Thanks to Dan for inviting me to post on his blog – and being patient with my scatterbrained state of late. It took me a while to figure out what I wanted to talk about, but I finally lit upon a subject I think we both share an interest in … and you’ll find some elements of it in Spire City (and to a certain extent, in my Flow – first and only plug on my behalf, I promise).
In a lot of secondary world fantasy, while the characters deal with kings and dragons, enchantments and a convenient lack of poor sanitation, their mindsets and outlooks on the world are more or less similar to ours - recognizably modern, if not in every detail. Many of these characters could be transported to other worlds, and they would still be inherently the same person. This isn’t wholly a bad thing: people are more than their surroundings. However …

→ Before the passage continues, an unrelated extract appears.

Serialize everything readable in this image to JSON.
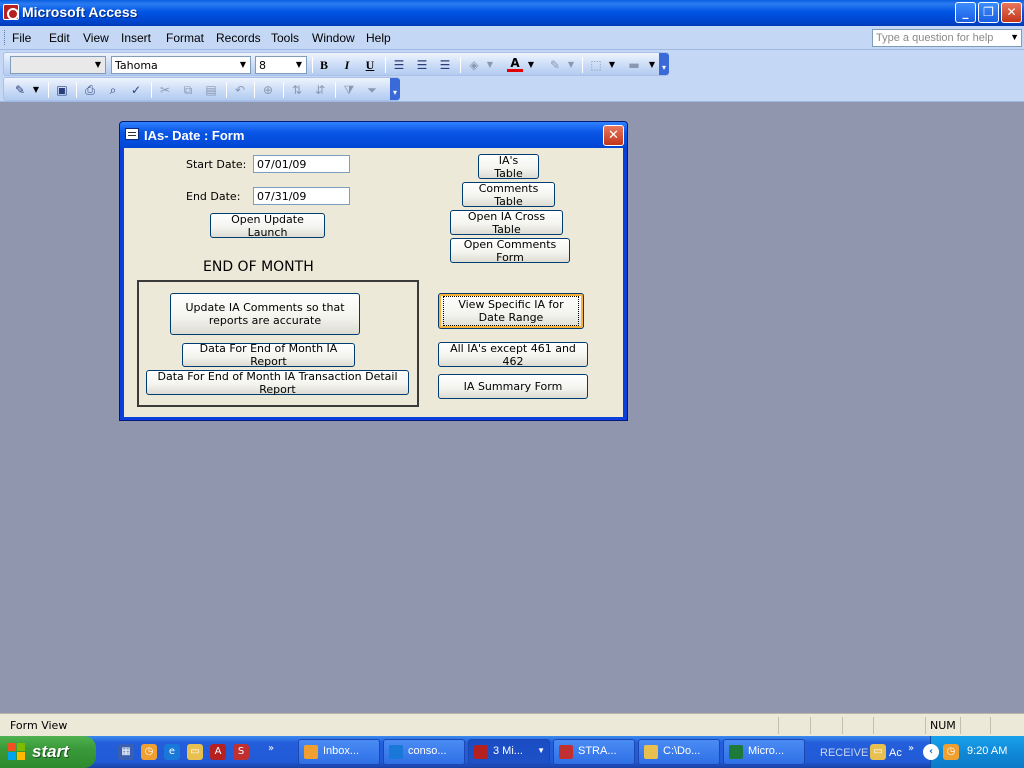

Occasionally, one comes across a story where some aspect of the world – or its entire foundation – alters the underlying assumptions of its denizens. These are often short stories, because it can be difficult to maintain such fundamental changes in perception, both for the writer and the reader. An example would be a setting where telepathy is universal and constant. Do people even develop the concept of privacy? What do they do with their voices, assuming the physiological ability to speak doesn’t wither away? How does it affect crime, politics, education …
I’ve been reading Jasper Fforde’s Shades of Grey lately (not to be confused with a certain recent smash-hit about BDSM), and struck by the way this intensively developed and bizarre world saturates every motivation and decision the characters make – but it also affects something as basic as description. The narrator is unable to see any natural color but red, and both the normal mottle of the world and the strategic use of artificial color remains consistently described throughout.
And that’s the way it ought to be, really – with the writer paying attention both to the broad changes in paradigm, and the smaller, subtler changes that influence details in everyday life. A seagoing society uses the ocean for metaphors; the daughter of a farmer may not have the words to pinpoint a noblewoman’s hairstyle.
Somewhere between the two lies a number of other possibilities … including some views that are historically accurate, but unacceptable now. How does a writer deal with slavery or religious persecution? Is it authentic to frame main characters as opponents to a dominant trend? Of course, these are questions with a great variety of different answers, but the important thing is for the writer to ask them … and not simply insert a real world mindset where it may or may not belong.
A fully realized character is a product of their environment. The setting becomes an integral part of their shape and development – and in the end, both feel more real.